What are some of the key takeaways that you’ve found in doing your research?

I think the key takeaway would be that these spaces had important political and cultural and social functions that have been misrecognized. Because it’s a monarchical state, not a so-called western state, we look at the Egyptian state and don’t expect to see something like a town square. But within these state structures there is all kinds of dialogue, room for rational discussions, law, and those kinds of activities. The other part of it is what a critical role these played in the functioning of Ptolemaic Egypt. These practices were really critical to the sustained state and sometimes disputed the state as well. At times,these public areas and temples were also sites of violence.

How has being with other fellows helped drive your project?

It has been really fantastic. I gave my workshop a couple weeks ago and got extraordinary feedback. Presenting my big ideas in kind of an introductory chapter helped me to learn how to express it to wider audiences and figure out how to answer the question you just asked me: what’s the big takeaway here and how do I get that across? You get to a certain point within your field where you know more than anyone else and it can be slightly isolating. To help pull out what’s of wider significance is really productive. The other thing is that our particular group has had a real investment in crafting arguments and narratives in a way that’s compelling and rhetorically satisfying. Some of the aesthetic dimensions of how we do work in the communities have actually come to the fore in our conversations. It’s given me license to think a little more freely about expressing this in a way that’s going to be compelling on multiple levels, on aesthetic levels, and just general human interest levels.

What is one choice you were glad you made as an undergrad?

I’m so glad I decided to study Ancient Greek. It was just a side thing but when I took my first class I thought, “Wow, this is hard.” I’m so glad I discovered something that was challenging and that made me work. I still remember the first sentence of Greek that I translated because it took me three hours. I really believe that intellectually, stretching my mind and stretching into a different way of thinking and expressing opened up all of the gateways to fields that I had no idea about. You never know when you’ll find that one thing that you suddenly develop a kind of quasi obsession with and you desire to really get into it.

What advice would you give to current undergraduates?

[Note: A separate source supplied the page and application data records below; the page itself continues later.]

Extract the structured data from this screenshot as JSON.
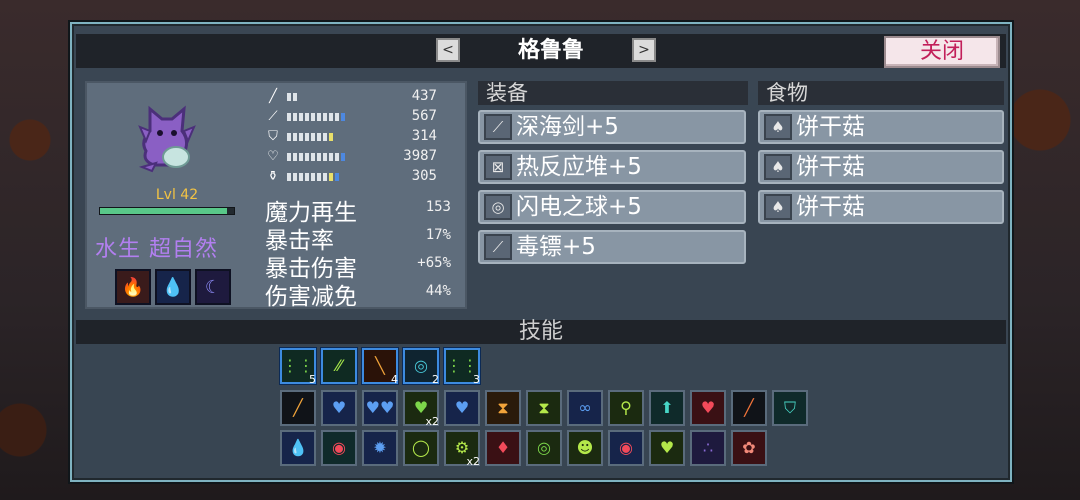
{
  "dialog": {
    "pet_name": "格鲁鲁",
    "prev_label": "<",
    "next_label": ">",
    "close_label": "关闭"
  },
  "pet": {
    "level": "Lvl 42",
    "level_progress": 0.95,
    "traits": "水生 超自然",
    "trait_icons": [
      "fire-up-icon",
      "water-shield-icon",
      "moon-icon"
    ]
  },
  "stats": [
    {
      "icon": "sword-icon",
      "value": "437"
    },
    {
      "icon": "wand-icon",
      "value": "567"
    },
    {
      "icon": "shield-icon",
      "value": "314"
    },
    {
      "icon": "heart-icon",
      "value": "3987"
    },
    {
      "icon": "potion-icon",
      "value": "305"
    }
  ],
  "attributes": [
    {
      "label": "魔力再生",
      "value": "153"
    },
    {
      "label": "暴击率",
      "value": "17%"
    },
    {
      "label": "暴击伤害",
      "value": "+65%"
    },
    {
      "label": "伤害减免",
      "value": "44%"
    }
  ],
  "equipment": {
    "header": "装备",
    "items": [
      {
        "icon": "feather-sword-icon",
        "label": "深海剑+5"
      },
      {
        "icon": "reactor-pile-icon",
        "label": "热反应堆+5"
      },
      {
        "icon": "lightning-orb-icon",
        "label": "闪电之球+5"
      },
      {
        "icon": "poison-dart-icon",
        "label": "毒镖+5"
      }
    ]
  },
  "food": {
    "header": "食物",
    "items": [
      {
        "icon": "mushroom-icon",
        "label": "饼干菇"
      },
      {
        "icon": "mushroom-icon",
        "label": "饼干菇"
      },
      {
        "icon": "mushroom-icon",
        "label": "饼干菇"
      }
    ]
  },
  "skills": {
    "header": "技能",
    "active": [
      {
        "icon": "poison-rain-icon",
        "count": "5"
      },
      {
        "icon": "acid-storm-icon",
        "count": ""
      },
      {
        "icon": "fire-slash-icon",
        "count": "4"
      },
      {
        "icon": "water-ring-icon",
        "count": "2"
      },
      {
        "icon": "rain-icon",
        "count": "3"
      }
    ],
    "passive_row1": [
      {
        "icon": "sword-glow-icon",
        "count": ""
      },
      {
        "icon": "heart-shield-icon",
        "count": ""
      },
      {
        "icon": "twin-hearts-icon",
        "count": ""
      },
      {
        "icon": "green-heart-icon",
        "count": "x2"
      },
      {
        "icon": "blue-heart-icon",
        "count": ""
      },
      {
        "icon": "hourglass-icon",
        "count": ""
      },
      {
        "icon": "green-hourglass-icon",
        "count": ""
      },
      {
        "icon": "link-icon",
        "count": ""
      },
      {
        "icon": "compass-icon",
        "count": ""
      },
      {
        "icon": "arrow-up-icon",
        "count": ""
      },
      {
        "icon": "red-heart-plus-icon",
        "count": ""
      },
      {
        "icon": "fire-sword-icon",
        "count": ""
      },
      {
        "icon": "heart-badge-icon",
        "count": ""
      }
    ],
    "passive_row2": [
      {
        "icon": "water-drop-icon",
        "count": ""
      },
      {
        "icon": "skull-ring-icon",
        "count": ""
      },
      {
        "icon": "water-burst-icon",
        "count": ""
      },
      {
        "icon": "sun-ring-icon",
        "count": ""
      },
      {
        "icon": "gear-ring-icon",
        "count": "x2"
      },
      {
        "icon": "heart-diamond-icon",
        "count": ""
      },
      {
        "icon": "green-circle-icon",
        "count": ""
      },
      {
        "icon": "demon-face-icon",
        "count": ""
      },
      {
        "icon": "red-eye-icon",
        "count": ""
      },
      {
        "icon": "heart-leaf-icon",
        "count": ""
      },
      {
        "icon": "dark-orbs-icon",
        "count": ""
      },
      {
        "icon": "fire-flower-icon",
        "count": ""
      }
    ]
  }
}
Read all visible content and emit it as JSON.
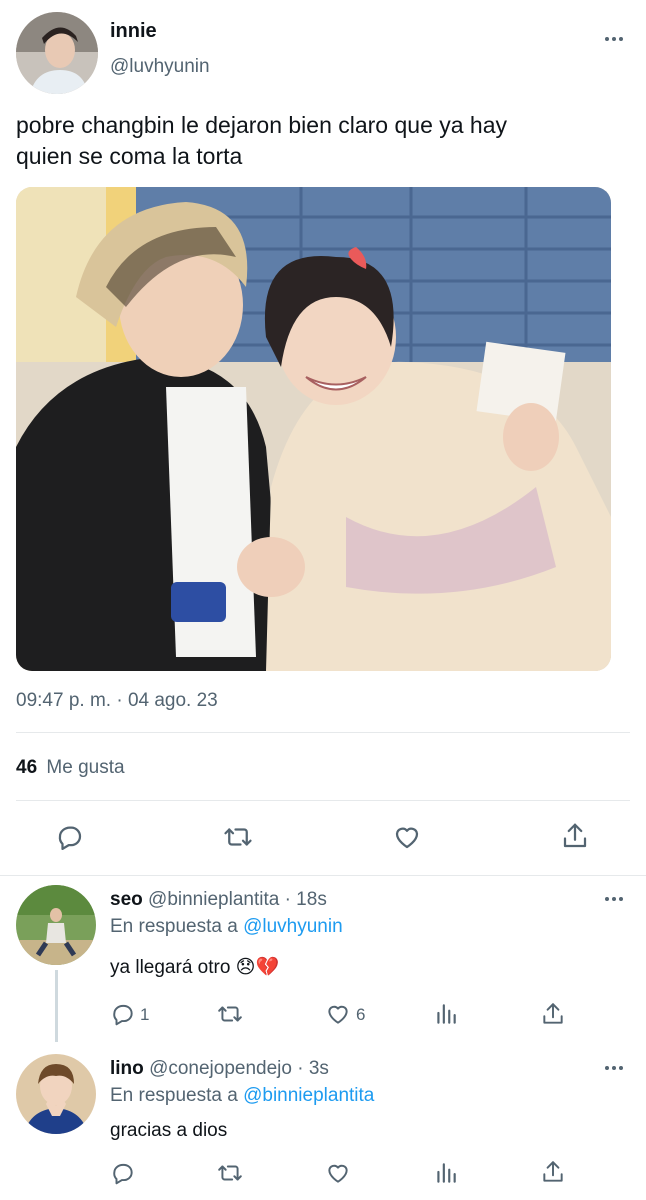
{
  "tweet": {
    "display_name": "innie",
    "handle": "@luvhyunin",
    "text_line1": "pobre changbin le dejaron bien claro que ya hay",
    "text_line2": "quien se coma la torta",
    "timestamp": "09:47 p. m. · 04 ago. 23",
    "likes_count": "46",
    "likes_label": "Me gusta"
  },
  "replies": [
    {
      "display_name": "seo",
      "handle": "@binnieplantita",
      "time": "· 18s",
      "reply_prefix": "En respuesta a",
      "reply_to": "@luvhyunin",
      "text": "ya llegará otro 😞💔",
      "reply_count": "1",
      "like_count": "6"
    },
    {
      "display_name": "lino",
      "handle": "@conejopendejo",
      "time": "· 3s",
      "reply_prefix": "En respuesta a",
      "reply_to": "@binnieplantita",
      "text": "gracias a dios"
    }
  ],
  "colors": {
    "accent": "#1d9bf0",
    "muted": "#536471",
    "divider": "#e6e9eb"
  },
  "icons": [
    "more-icon",
    "reply-icon",
    "retweet-icon",
    "like-icon",
    "share-icon",
    "analytics-icon"
  ]
}
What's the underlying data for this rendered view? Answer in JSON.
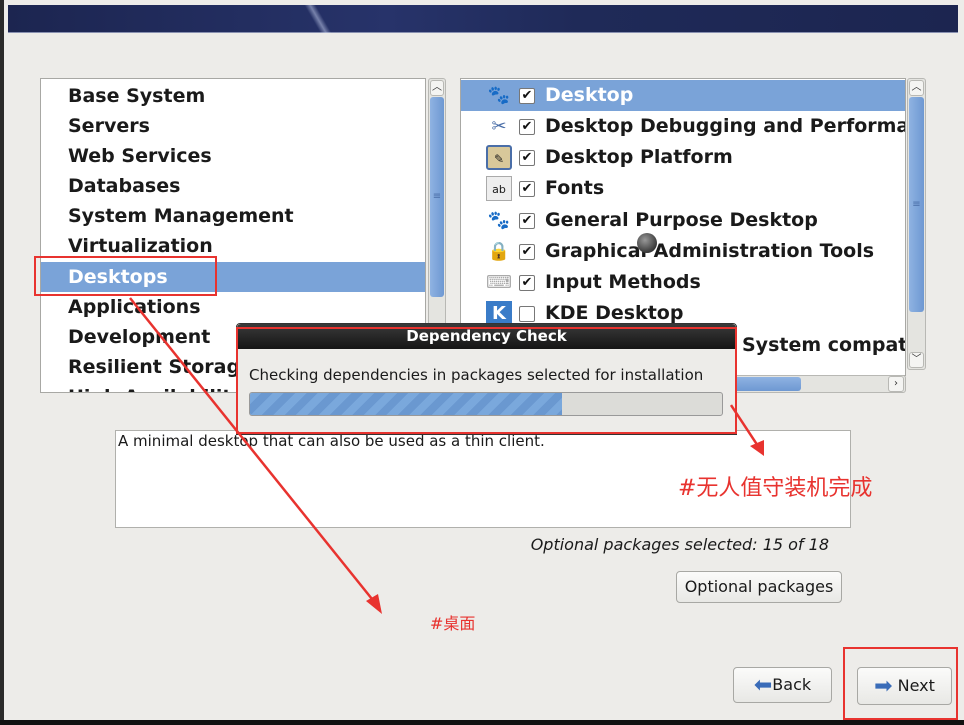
{
  "categories": {
    "items": [
      "Base System",
      "Servers",
      "Web Services",
      "Databases",
      "System Management",
      "Virtualization",
      "Desktops",
      "Applications",
      "Development",
      "Resilient Storage",
      "High Availability"
    ],
    "selected": "Desktops"
  },
  "groups": {
    "items": [
      {
        "label": "Desktop",
        "checked": true,
        "icon": "gnome-foot-icon",
        "selected": true
      },
      {
        "label": "Desktop Debugging and Performance",
        "checked": true,
        "icon": "tools-icon"
      },
      {
        "label": "Desktop Platform",
        "checked": true,
        "icon": "desktop-platform-icon"
      },
      {
        "label": "Fonts",
        "checked": true,
        "icon": "fonts-icon"
      },
      {
        "label": "General Purpose Desktop",
        "checked": true,
        "icon": "gnome-foot-icon"
      },
      {
        "label": "Graphical Administration Tools",
        "checked": true,
        "icon": "monitor-lock-icon"
      },
      {
        "label": "Input Methods",
        "checked": true,
        "icon": "keyboard-icon"
      },
      {
        "label": "KDE Desktop",
        "checked": false,
        "icon": "kde-icon"
      },
      {
        "label": "System compat",
        "checked": null,
        "icon": ""
      }
    ]
  },
  "dialog": {
    "title": "Dependency Check",
    "message": "Checking dependencies in packages selected for installation",
    "progress_percent": 66
  },
  "description": "A minimal desktop that can also be used as a thin client.",
  "optional_count": "Optional packages selected: 15 of 18",
  "buttons": {
    "optional": "Optional packages",
    "back": "Back",
    "next": "Next"
  },
  "annotations": {
    "done": "#无人值守装机完成",
    "desktop": "#桌面",
    "color": "#e8332f"
  }
}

I would say this is your time to try as much as you can and to take a sample from the smorgasbord that you have before you, especially at a place like Michigan, where the possibilities are enormous. So, I’d split it into two forms. One, try to find a hard skill that you want to nail down. For me it was languages, but something you can identify as a skill, whether it’s a skill of writing, a skill of close-textual reading, something like that. And then, on the other end of the spectrum, the biggest ideas possible. Then, between skills and big ideas, your interests will kind of coalesce in the middle somewhere. But if you have a grounding in the real hard skills, plus some big ideas to think about, you’re gold as far as your intellectual development. Those are things that carry forward in lots of others ways and in other fields.

Last question. Why do you think undergrads should study the humanities?

I think the ability to think yourself into other times, places, cultures, and minds is an incredible social skill. From a historical perspective, having the capacity to understand that things are the product of historical development helps you often to denaturalize things that are taken as givens and start thinking about prospects for new futures rather than getting stuck in the rut of the way things are.